    The recent event with the pilot out of MSP is obvious to any seasoned pilot that these pilots were asleep. This was most likely as a result of fatigue, the primary thing the industry refuses to recognize. This is rampant in our industry with short rest and long duty days mixed in with schedules designed to maximize personell utilization in order to save on increase the bottom line. Before we all go after these already overworked fellows, lets examine what led to this then we can have an educated discussion about how to prevent this from happening again. In case the non pilot professionals out there are not aware, FAR Part 121 carriers use the following rest, duty and flight times; must have a block of 24 consecutive hours off duty within a 7 day period (6 day work week) maximum 16 hour duty day, maximum 8 hours flying in a 24 hour period, required minimum crew rest of 8 hours which begins when the brake is set and chocks are placed on the wheels and ends at show time to the airport. This rest time does not take into consideration transportation to hotel or to one's home which could be anywhere from 15 minutes to an hour. Take into account that FAR part 121 pilots are just like everybody else in that they need time to wind down after working for 16 hours and flying for 8 hours within those 16 hours of duty. They are legal to do this for 6 days in a row. If the average person did this, how do you think they would function in an office environment, or in a construction job operating heavy equipment. Now consider this, the industry has accepted this for decades and this is what the american public relies upon to safely transport themselves accross our nation and accross the oceans. Yet, we still hear about accidents and fatigue is one of the largest contributing factors. We all want $69,00 One Way tickets from NY-LA and to pay for it, we use crews until they drop from exhaustion. Think about this the next time you board a 7 AM Departure out of LGA or BOS. Think about those guys up front and if they had a good rest last night. Did they have 16 hour days for the last 5 days and is this day 6 of another 16 hour day? Food for thought. Why do European Crews only have a 12 hour duty day? Most likely because it is the "Civilized" thing to do.

    November 28, 2009 at 1:35 am |
  2. Geber Chávez

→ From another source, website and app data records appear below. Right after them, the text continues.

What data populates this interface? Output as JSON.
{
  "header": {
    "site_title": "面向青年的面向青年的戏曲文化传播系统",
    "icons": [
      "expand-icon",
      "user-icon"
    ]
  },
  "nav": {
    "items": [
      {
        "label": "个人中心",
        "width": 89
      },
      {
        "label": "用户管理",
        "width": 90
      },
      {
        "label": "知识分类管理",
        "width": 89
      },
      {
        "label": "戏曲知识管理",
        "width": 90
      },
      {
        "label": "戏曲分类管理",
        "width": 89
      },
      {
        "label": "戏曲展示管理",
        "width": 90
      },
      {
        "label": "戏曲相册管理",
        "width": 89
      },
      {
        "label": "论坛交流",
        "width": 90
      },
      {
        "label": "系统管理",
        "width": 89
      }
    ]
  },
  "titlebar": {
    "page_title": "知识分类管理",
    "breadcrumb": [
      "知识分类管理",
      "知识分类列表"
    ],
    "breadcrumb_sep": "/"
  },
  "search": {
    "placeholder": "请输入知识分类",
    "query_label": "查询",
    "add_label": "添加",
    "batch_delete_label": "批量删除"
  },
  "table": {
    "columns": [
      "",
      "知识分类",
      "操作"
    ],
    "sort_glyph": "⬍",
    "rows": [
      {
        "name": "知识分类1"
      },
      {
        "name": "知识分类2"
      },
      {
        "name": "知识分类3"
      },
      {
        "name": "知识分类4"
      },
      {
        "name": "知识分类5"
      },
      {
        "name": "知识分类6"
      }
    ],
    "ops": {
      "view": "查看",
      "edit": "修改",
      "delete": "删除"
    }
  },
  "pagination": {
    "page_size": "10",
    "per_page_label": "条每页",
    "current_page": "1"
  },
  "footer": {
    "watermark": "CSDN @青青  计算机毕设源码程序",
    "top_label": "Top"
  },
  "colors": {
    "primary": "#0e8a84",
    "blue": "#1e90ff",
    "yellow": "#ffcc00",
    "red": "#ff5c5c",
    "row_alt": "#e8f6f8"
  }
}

    Considering today´s flights terrorist danger, these irresponsible pilots reminds me the pilots who took President Obama for a ride around The Statue of Liberty, causing panic to the people of New York and the United States. In both cases these four pilots should get their licenses revoked. Take them to court and make them paid an indemnification of $10,000,000 dollars each. In addition they deserve to go to JAIL please. My comment has been observed asking Moderation. Is it because I mentioned President Obama.? With all respect, I am just saying the very truth. We should not have consideration to all people responsible of September 11th. We can not afford mind weakness.

    October 23, 2009 at 4:09 pm |
  3. Geber Chávez

    Considering today´s flights terrorist danger, these irresponsible pilots reminds me the pilots who took President Obama for a ride around The Statue of Liberty, causing panic ro the people of New York and the United States. In both cases these four pilots should get their licenses revoked. Take them to court and make them paid an indemnification of $10,000,000 dollars each. In addition they deserve to go to JAIL please.

    October 23, 2009 at 3:56 pm |
  4. allen morris

    Is a retired commercial pilot it became glaringly obvious to me that the number one detriment to aviation safety is pilot fatigue. In my recent book, The Rogue Aviator: In the Back Alleys of Aviation, by author Ace Abbott, I elaborate on this theme with many personal anecdotes and incidents. This book is a readily available by going to my website, (therogueaviator.com) and can be purchased as an electronic book for a rapid reference to numerous instances regarding tired pilots operating dysfunctionaly. For additional conversation regarding this subject I can be reached at 561-302-1308.
    Sincerely yours,
    Allen Morris

    October 23, 2009 at 8:48 am |
  5. deano

    SUSPENDED? These pilots should be FIRED now! Unless someone had a gun to their heads, they should NEVER be allowed to fly anything bigger than a kite!

    October 23, 2009 at 8:40 am |